Count the lines below that hold the word "Output" and say how many, with no other text.

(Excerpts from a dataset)
=== Section Start ===

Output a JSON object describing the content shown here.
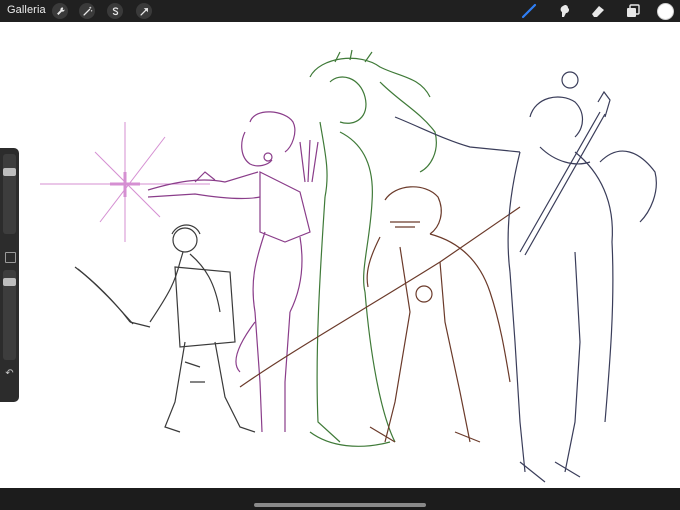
{
  "app": {
    "gallery_label": "Galleria"
  },
  "toolbar": {
    "left_tools": [
      {
        "icon": "wrench-icon"
      },
      {
        "icon": "magic-wand-icon"
      },
      {
        "icon": "selection-icon"
      },
      {
        "icon": "transform-arrow-icon"
      }
    ],
    "right_tools": [
      {
        "icon": "brush-icon",
        "active": true
      },
      {
        "icon": "smudge-icon"
      },
      {
        "icon": "eraser-icon"
      },
      {
        "icon": "layers-icon"
      }
    ],
    "current_color": "#ffffff"
  },
  "sidebar": {
    "brush_size": 0.85,
    "opacity": 0.85
  },
  "colors": {
    "accent": "#2f7ff5",
    "sketch_dark": "#3a3a3a",
    "sketch_purple": "#8a3d8a",
    "sketch_green": "#3f7a38",
    "sketch_brown": "#6b3a2a",
    "sketch_navy": "#3a3d5a",
    "sparkle_pink": "#d58fd2"
  }
}
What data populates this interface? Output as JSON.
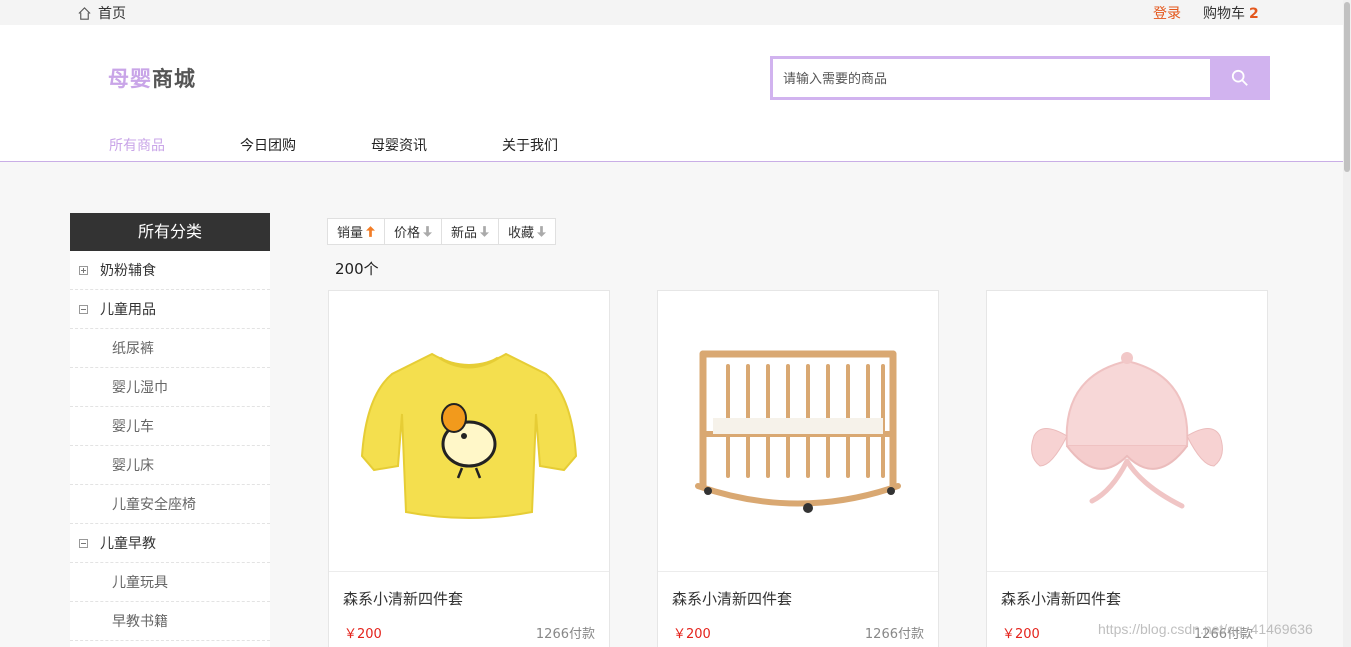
{
  "topbar": {
    "home_label": "首页",
    "login_label": "登录",
    "cart_label": "购物车",
    "cart_count": "2"
  },
  "header": {
    "logo_part1": "母婴",
    "logo_part2": "商城",
    "search_placeholder": "请输入需要的商品",
    "search_icon": "search-icon",
    "nav": [
      "所有商品",
      "今日团购",
      "母婴资讯",
      "关于我们"
    ],
    "nav_active": "所有商品"
  },
  "sidebar": {
    "title": "所有分类",
    "items": [
      {
        "label": "奶粉辅食",
        "type": "category",
        "icon": "plus-box-icon"
      },
      {
        "label": "儿童用品",
        "type": "category",
        "icon": "minus-box-icon"
      },
      {
        "label": "纸尿裤",
        "type": "sub"
      },
      {
        "label": "婴儿湿巾",
        "type": "sub"
      },
      {
        "label": "婴儿车",
        "type": "sub"
      },
      {
        "label": "婴儿床",
        "type": "sub"
      },
      {
        "label": "儿童安全座椅",
        "type": "sub"
      },
      {
        "label": "儿童早教",
        "type": "category",
        "icon": "minus-box-icon"
      },
      {
        "label": "儿童玩具",
        "type": "sub"
      },
      {
        "label": "早教书籍",
        "type": "sub"
      }
    ]
  },
  "sort": {
    "options": [
      {
        "label": "销量",
        "icon": "arrow-up-icon",
        "active": true
      },
      {
        "label": "价格",
        "icon": "arrow-down-icon",
        "active": false
      },
      {
        "label": "新品",
        "icon": "arrow-down-icon",
        "active": false
      },
      {
        "label": "收藏",
        "icon": "arrow-down-icon",
        "active": false
      }
    ],
    "count": "200个"
  },
  "products": [
    {
      "name": "森系小清新四件套",
      "price": "￥200",
      "sales": "1266付款",
      "image": "yellow-shirt-image"
    },
    {
      "name": "森系小清新四件套",
      "price": "￥200",
      "sales": "1266付款",
      "image": "wooden-crib-image"
    },
    {
      "name": "森系小清新四件套",
      "price": "￥200",
      "sales": "1266付款",
      "image": "pink-hat-image"
    }
  ],
  "watermark": "https://blog.csdn.net/qq_41469636",
  "colors": {
    "accent": "#d1b3ef",
    "price": "#e4231c",
    "login": "#e4571c"
  }
}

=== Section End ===

- Completed task
2